**RECORDS TO USE:**
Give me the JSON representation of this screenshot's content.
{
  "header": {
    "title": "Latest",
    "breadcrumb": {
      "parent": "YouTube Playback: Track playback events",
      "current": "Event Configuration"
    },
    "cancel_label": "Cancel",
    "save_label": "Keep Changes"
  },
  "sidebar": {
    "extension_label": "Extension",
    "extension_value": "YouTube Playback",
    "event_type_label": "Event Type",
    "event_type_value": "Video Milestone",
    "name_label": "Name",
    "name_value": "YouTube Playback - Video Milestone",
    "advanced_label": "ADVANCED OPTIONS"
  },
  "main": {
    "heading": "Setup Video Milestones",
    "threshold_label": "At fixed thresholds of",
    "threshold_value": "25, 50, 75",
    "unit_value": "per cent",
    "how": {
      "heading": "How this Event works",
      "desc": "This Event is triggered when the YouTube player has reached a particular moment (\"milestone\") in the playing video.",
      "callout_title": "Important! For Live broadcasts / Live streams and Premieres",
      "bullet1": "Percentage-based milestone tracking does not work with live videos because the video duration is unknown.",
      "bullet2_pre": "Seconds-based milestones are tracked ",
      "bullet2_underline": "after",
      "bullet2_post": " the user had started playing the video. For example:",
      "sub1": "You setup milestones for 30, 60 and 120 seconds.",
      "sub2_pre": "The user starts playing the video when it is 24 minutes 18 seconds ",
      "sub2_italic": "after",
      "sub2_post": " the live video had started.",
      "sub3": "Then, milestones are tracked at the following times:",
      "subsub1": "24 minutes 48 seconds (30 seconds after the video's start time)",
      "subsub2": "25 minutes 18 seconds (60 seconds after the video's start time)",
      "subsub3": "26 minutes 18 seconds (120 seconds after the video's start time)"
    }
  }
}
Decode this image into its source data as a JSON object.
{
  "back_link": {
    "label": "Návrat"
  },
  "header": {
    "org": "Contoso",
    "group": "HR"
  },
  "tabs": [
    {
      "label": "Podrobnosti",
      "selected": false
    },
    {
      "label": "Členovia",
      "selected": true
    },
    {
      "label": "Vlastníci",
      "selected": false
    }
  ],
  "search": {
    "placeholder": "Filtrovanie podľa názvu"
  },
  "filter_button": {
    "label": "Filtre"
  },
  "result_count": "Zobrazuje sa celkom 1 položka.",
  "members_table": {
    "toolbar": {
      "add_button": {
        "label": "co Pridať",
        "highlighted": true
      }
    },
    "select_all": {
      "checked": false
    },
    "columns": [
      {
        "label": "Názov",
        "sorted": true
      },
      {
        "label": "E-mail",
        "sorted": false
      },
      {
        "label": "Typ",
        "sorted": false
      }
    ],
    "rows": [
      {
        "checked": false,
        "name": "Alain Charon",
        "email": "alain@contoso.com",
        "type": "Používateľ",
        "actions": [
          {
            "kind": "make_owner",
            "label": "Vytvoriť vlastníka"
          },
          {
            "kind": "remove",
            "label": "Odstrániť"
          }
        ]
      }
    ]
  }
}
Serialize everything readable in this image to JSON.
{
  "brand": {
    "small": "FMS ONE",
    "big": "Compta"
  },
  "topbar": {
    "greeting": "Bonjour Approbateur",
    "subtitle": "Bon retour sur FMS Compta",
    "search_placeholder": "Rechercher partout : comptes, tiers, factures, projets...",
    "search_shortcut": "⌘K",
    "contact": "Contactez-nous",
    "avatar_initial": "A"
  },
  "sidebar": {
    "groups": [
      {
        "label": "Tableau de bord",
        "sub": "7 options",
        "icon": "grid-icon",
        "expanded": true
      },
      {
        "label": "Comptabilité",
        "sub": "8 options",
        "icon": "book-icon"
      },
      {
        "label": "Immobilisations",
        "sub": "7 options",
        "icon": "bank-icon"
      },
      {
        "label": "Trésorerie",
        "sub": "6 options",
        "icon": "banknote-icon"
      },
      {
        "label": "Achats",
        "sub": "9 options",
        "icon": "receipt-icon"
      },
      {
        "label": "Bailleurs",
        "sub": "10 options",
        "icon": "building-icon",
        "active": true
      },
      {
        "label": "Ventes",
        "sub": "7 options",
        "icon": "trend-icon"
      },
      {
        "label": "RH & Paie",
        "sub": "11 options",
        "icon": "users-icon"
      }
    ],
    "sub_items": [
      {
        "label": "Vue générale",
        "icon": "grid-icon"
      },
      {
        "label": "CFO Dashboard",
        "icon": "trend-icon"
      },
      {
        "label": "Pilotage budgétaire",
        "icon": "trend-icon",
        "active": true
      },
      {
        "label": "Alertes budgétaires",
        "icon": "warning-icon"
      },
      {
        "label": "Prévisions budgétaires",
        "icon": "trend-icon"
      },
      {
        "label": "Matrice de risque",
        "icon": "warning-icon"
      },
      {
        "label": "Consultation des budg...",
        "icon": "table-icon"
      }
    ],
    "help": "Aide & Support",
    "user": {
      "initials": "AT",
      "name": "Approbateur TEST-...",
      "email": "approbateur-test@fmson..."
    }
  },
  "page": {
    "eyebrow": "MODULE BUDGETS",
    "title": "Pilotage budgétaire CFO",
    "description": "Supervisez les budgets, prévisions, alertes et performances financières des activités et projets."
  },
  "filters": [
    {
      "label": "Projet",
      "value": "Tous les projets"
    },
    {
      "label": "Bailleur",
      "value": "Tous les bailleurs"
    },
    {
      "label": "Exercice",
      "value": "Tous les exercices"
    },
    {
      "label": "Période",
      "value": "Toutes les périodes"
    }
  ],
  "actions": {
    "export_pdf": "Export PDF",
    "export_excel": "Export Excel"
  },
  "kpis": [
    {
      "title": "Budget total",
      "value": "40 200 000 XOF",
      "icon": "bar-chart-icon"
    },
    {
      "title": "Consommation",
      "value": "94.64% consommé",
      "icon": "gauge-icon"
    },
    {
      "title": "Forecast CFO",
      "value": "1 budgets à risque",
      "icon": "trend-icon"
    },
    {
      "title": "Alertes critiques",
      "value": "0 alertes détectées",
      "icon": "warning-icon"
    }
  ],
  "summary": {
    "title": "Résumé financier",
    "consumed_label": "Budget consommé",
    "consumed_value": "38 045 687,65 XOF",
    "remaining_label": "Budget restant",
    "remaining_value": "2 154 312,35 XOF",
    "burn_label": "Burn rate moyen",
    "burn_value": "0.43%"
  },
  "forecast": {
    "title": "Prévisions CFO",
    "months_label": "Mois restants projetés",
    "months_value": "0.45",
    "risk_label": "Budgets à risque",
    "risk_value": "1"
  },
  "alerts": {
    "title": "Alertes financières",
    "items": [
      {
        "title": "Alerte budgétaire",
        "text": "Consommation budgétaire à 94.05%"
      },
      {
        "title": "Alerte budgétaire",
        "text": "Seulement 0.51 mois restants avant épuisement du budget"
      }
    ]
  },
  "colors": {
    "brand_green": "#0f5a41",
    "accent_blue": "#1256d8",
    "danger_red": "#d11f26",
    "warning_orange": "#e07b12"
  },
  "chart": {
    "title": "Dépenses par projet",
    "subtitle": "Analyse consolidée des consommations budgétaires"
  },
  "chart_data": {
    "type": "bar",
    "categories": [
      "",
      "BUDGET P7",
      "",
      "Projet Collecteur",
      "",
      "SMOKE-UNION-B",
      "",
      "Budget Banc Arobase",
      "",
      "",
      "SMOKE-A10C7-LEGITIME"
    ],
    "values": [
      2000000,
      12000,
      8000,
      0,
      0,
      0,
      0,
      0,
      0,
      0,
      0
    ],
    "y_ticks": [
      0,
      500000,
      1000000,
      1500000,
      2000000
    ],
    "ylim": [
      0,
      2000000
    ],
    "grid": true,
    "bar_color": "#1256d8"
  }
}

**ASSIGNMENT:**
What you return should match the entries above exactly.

**THE COMPLETED TASK:**
Give me the JSON representation of this screenshot's content.
{
  "header": {
    "title": "Latest",
    "breadcrumb": {
      "parent": "YouTube Playback: Track playback events",
      "current": "Event Configuration"
    },
    "cancel_label": "Cancel",
    "save_label": "Keep Changes"
  },
  "sidebar": {
    "extension_label": "Extension",
    "extension_value": "YouTube Playback",
    "event_type_label": "Event Type",
    "event_type_value": "Video Milestone",
    "name_label": "Name",
    "name_value": "YouTube Playback - Video Milestone",
    "advanced_label": "ADVANCED OPTIONS"
  },
  "main": {
    "heading": "Setup Video Milestones",
    "threshold_label": "At fixed thresholds of",
    "threshold_value": "25, 50, 75",
    "unit_value": "per cent",
    "how": {
      "heading": "How this Event works",
      "desc": "This Event is triggered when the YouTube player has reached a particular moment (\"milestone\") in the playing video.",
      "callout_title": "Important! For Live broadcasts / Live streams and Premieres",
      "bullet1": "Percentage-based milestone tracking does not work with live videos because the video duration is unknown.",
      "bullet2_pre": "Seconds-based milestones are tracked ",
      "bullet2_underline": "after",
      "bullet2_post": " the user had started playing the video. For example:",
      "sub1": "You setup milestones for 30, 60 and 120 seconds.",
      "sub2_pre": "The user starts playing the video when it is 24 minutes 18 seconds ",
      "sub2_italic": "after",
      "sub2_post": " the live video had started.",
      "sub3": "Then, milestones are tracked at the following times:",
      "subsub1": "24 minutes 48 seconds (30 seconds after the video's start time)",
      "subsub2": "25 minutes 18 seconds (60 seconds after the video's start time)",
      "subsub3": "26 minutes 18 seconds (120 seconds after the video's start time)"
    }
  }
}
Decode this image into its source data as a JSON object.
{
  "back_link": {
    "label": "Návrat"
  },
  "header": {
    "org": "Contoso",
    "group": "HR"
  },
  "tabs": [
    {
      "label": "Podrobnosti",
      "selected": false
    },
    {
      "label": "Členovia",
      "selected": true
    },
    {
      "label": "Vlastníci",
      "selected": false
    }
  ],
  "search": {
    "placeholder": "Filtrovanie podľa názvu"
  },
  "filter_button": {
    "label": "Filtre"
  },
  "result_count": "Zobrazuje sa celkom 1 položka.",
  "members_table": {
    "toolbar": {
      "add_button": {
        "label": "co Pridať",
        "highlighted": true
      }
    },
    "select_all": {
      "checked": false
    },
    "columns": [
      {
        "label": "Názov",
        "sorted": true
      },
      {
        "label": "E-mail",
        "sorted": false
      },
      {
        "label": "Typ",
        "sorted": false
      }
    ],
    "rows": [
      {
        "checked": false,
        "name": "Alain Charon",
        "email": "alain@contoso.com",
        "type": "Používateľ",
        "actions": [
          {
            "kind": "make_owner",
            "label": "Vytvoriť vlastníka"
          },
          {
            "kind": "remove",
            "label": "Odstrániť"
          }
        ]
      }
    ]
  }
}
Serialize everything readable in this image to JSON.
{
  "brand": {
    "small": "FMS ONE",
    "big": "Compta"
  },
  "topbar": {
    "greeting": "Bonjour Approbateur",
    "subtitle": "Bon retour sur FMS Compta",
    "search_placeholder": "Rechercher partout : comptes, tiers, factures, projets...",
    "search_shortcut": "⌘K",
    "contact": "Contactez-nous",
    "avatar_initial": "A"
  },
  "sidebar": {
    "groups": [
      {
        "label": "Tableau de bord",
        "sub": "7 options",
        "icon": "grid-icon",
        "expanded": true
      },
      {
        "label": "Comptabilité",
        "sub": "8 options",
        "icon": "book-icon"
      },
      {
        "label": "Immobilisations",
        "sub": "7 options",
        "icon": "bank-icon"
      },
      {
        "label": "Trésorerie",
        "sub": "6 options",
        "icon": "banknote-icon"
      },
      {
        "label": "Achats",
        "sub": "9 options",
        "icon": "receipt-icon"
      },
      {
        "label": "Bailleurs",
        "sub": "10 options",
        "icon": "building-icon",
        "active": true
      },
      {
        "label": "Ventes",
        "sub": "7 options",
        "icon": "trend-icon"
      },
      {
        "label": "RH & Paie",
        "sub": "11 options",
        "icon": "users-icon"
      }
    ],
    "sub_items": [
      {
        "label": "Vue générale",
        "icon": "grid-icon"
      },
      {
        "label": "CFO Dashboard",
        "icon": "trend-icon"
      },
      {
        "label": "Pilotage budgétaire",
        "icon": "trend-icon",
        "active": true
      },
      {
        "label": "Alertes budgétaires",
        "icon": "warning-icon"
      },
      {
        "label": "Prévisions budgétaires",
        "icon": "trend-icon"
      },
      {
        "label": "Matrice de risque",
        "icon": "warning-icon"
      },
      {
        "label": "Consultation des budg...",
        "icon": "table-icon"
      }
    ],
    "help": "Aide & Support",
    "user": {
      "initials": "AT",
      "name": "Approbateur TEST-...",
      "email": "approbateur-test@fmson..."
    }
  },
  "page": {
    "eyebrow": "MODULE BUDGETS",
    "title": "Pilotage budgétaire CFO",
    "description": "Supervisez les budgets, prévisions, alertes et performances financières des activités et projets."
  },
  "filters": [
    {
      "label": "Projet",
      "value": "Tous les projets"
    },
    {
      "label": "Bailleur",
      "value": "Tous les bailleurs"
    },
    {
      "label": "Exercice",
      "value": "Tous les exercices"
    },
    {
      "label": "Période",
      "value": "Toutes les périodes"
    }
  ],
  "actions": {
    "export_pdf": "Export PDF",
    "export_excel": "Export Excel"
  },
  "kpis": [
    {
      "title": "Budget total",
      "value": "40 200 000 XOF",
      "icon": "bar-chart-icon"
    },
    {
      "title": "Consommation",
      "value": "94.64% consommé",
      "icon": "gauge-icon"
    },
    {
      "title": "Forecast CFO",
      "value": "1 budgets à risque",
      "icon": "trend-icon"
    },
    {
      "title": "Alertes critiques",
      "value": "0 alertes détectées",
      "icon": "warning-icon"
    }
  ],
  "summary": {
    "title": "Résumé financier",
    "consumed_label": "Budget consommé",
    "consumed_value": "38 045 687,65 XOF",
    "remaining_label": "Budget restant",
    "remaining_value": "2 154 312,35 XOF",
    "burn_label": "Burn rate moyen",
    "burn_value": "0.43%"
  },
  "forecast": {
    "title": "Prévisions CFO",
    "months_label": "Mois restants projetés",
    "months_value": "0.45",
    "risk_label": "Budgets à risque",
    "risk_value": "1"
  },
  "alerts": {
    "title": "Alertes financières",
    "items": [
      {
        "title": "Alerte budgétaire",
        "text": "Consommation budgétaire à 94.05%"
      },
      {
        "title": "Alerte budgétaire",
        "text": "Seulement 0.51 mois restants avant épuisement du budget"
      }
    ]
  },
  "colors": {
    "brand_green": "#0f5a41",
    "accent_blue": "#1256d8",
    "danger_red": "#d11f26",
    "warning_orange": "#e07b12"
  },
  "chart": {
    "title": "Dépenses par projet",
    "subtitle": "Analyse consolidée des consommations budgétaires"
  },
  "chart_data": {
    "type": "bar",
    "categories": [
      "",
      "BUDGET P7",
      "",
      "Projet Collecteur",
      "",
      "SMOKE-UNION-B",
      "",
      "Budget Banc Arobase",
      "",
      "",
      "SMOKE-A10C7-LEGITIME"
    ],
    "values": [
      2000000,
      12000,
      8000,
      0,
      0,
      0,
      0,
      0,
      0,
      0,
      0
    ],
    "y_ticks": [
      0,
      500000,
      1000000,
      1500000,
      2000000
    ],
    "ylim": [
      0,
      2000000
    ],
    "grid": true,
    "bar_color": "#1256d8"
  }
}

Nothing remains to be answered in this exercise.